Sam Waardenburg's incredible year of basketball continues as the young Rangitoto student has committed to the University of Miami on a full Division 1 Scholarship.
Waardenburg only just returned to New Zealand this morning from visiting the universities of Utah and Miami. After these two official visits, he felt that Miami was the College for him.
"On the visit, after a delay in flights, we arrived in Miami at midnight and Coach Larrañaga and his wife were still there to meet us. There is a real sense of family there, so that was awesome. The programme is great, they're a winning programme and with all the staff and players it's just a great big family. I just really wanted to play for and with them.
"You're only allowed 48 hours on an official visit. They showed us around campus and the facilities. I got to see a practice and talk to everyone in the programme. I got to meet all the other players, coaching and support staff, and academic personnel. It is a private College, so there is a strong emphasis on academics.
"It's just a beautiful city, the temperature is warm all year round, there's lots of green, it's going to be a great second home. I just really enjoyed my time there and it's the place for me."

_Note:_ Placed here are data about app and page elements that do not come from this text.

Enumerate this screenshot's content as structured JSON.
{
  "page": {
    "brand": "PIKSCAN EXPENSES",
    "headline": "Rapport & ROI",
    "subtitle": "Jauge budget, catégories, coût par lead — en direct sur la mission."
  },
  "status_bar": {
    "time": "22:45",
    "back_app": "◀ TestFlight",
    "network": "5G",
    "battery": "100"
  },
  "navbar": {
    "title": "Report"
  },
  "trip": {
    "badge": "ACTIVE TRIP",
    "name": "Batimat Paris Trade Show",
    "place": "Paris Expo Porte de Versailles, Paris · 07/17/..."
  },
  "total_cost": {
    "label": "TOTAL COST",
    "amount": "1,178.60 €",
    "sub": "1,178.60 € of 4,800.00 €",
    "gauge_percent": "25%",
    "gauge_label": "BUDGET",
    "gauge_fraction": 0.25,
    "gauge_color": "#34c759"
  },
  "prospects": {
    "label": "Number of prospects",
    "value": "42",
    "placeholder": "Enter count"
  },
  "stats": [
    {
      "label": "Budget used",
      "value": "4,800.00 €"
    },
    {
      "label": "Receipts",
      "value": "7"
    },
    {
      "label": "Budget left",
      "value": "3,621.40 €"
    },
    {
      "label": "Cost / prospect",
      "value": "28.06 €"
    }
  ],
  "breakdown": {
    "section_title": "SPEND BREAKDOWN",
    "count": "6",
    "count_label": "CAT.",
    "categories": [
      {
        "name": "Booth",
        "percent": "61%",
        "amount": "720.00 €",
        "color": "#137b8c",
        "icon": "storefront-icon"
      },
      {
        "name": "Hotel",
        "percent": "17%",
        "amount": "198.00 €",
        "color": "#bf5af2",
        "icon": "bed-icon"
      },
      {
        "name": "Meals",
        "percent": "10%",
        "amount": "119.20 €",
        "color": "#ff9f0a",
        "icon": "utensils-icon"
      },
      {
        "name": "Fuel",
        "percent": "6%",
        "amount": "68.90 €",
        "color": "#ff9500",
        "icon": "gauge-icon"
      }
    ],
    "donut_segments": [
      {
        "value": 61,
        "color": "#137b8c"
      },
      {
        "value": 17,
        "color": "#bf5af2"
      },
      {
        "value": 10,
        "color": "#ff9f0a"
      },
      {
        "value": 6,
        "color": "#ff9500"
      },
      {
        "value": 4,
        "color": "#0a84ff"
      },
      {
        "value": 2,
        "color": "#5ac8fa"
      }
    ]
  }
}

Waardenburg has come up through the New Zealand basketball system and has represented New Zealand in the 3x3 Under 18 World Championship this year, the Under 17 Men's team that won silver at the age-group's FIBA Oceania Championships last year, and the Under 16 Men's team that won Bronze at the Australian State Championships .
This signing is another major accomplishment for the 208 centimetre power-forward who has already had an outstanding year in basketball. In June he represented New Zealand in the FIBA 3X3 World Championships in Kazakhstan. Later that month he travelled to the 'Nike All Asia Camp' in Beijing where he was named the events' Most Outstanding Player. He was also invited to the National Basketball Players Association Top 100 Camp in the USA. In late June he went to the Basketball Without Borders Camp in Australia, where he was named MVP. In July he travelled with Harbour Basketball to the USA. And in late July he played at the prestigious Adidas Nations Tournament in Los Angeles where he was named one of the top 10 players of the camp by a scouting site. This was the same event that a young Steven Adams really made his name known in the U.S.
Throw into the mix Sam's time with the Supercity Rangers and the Breakers Academy, which led him into a role as a development player for the SKYCITY Breakers, and the 17 year old has spent most of his time playing basketball outside of sleeping and school work.
When asked about Sam earlier this year Basketball New Zealand CEO Iain Potter said that Waardenburg is a great example of the opportunities for young New Zealand players, with international scouts, schools and camps placing New Zealand very high on their list of countries producing good young players.
"Recent years have seen a whole world open up for our young players. Thanks to a generation that has blazed that pathway through the American College system but also those that have gone on to professional leagues in Europe, the USA and right here in the Australian competition, basketball has never before been such a viable option out of New Zealand.
"Basketball New Zealand has also worked hard on our own pathways, identifying and nurturing young talent from a young age, with the Junior Tall Black and Junior Tall Fern programmes a high priority in that development of our best talent along with opportunities at international camps such as Basketball Without Borders that Sam attended.
"Plus the Australian NBL and the presence of the Breakers has highlighted what can be achieved by our local talent, with a number of our best young players emerging from the various development pathways throughout the country into professional leagues. This is an exciting time to be a young basketballer in New Zealand, with opportunities at every step of the pathway."
Waardenburg's next focus is to help his Rangitoto College team defend their title in the SAS Secondary Schools National Championships later this month in Palmerston North. As for the long-term future, Waardenburg is in no doubt as to what he wants to achieve in the game, with his eyes on the best competition in the world, as well as a career in the black singlet.
"That is an easy question to answer, my goal is to play in the NBA, and to also be able to play for the Tall Blacks where I can represent my country on the world stage."
Waardenburg says he's likely to fly to Miami in January and redshirt in the 2016/17 season.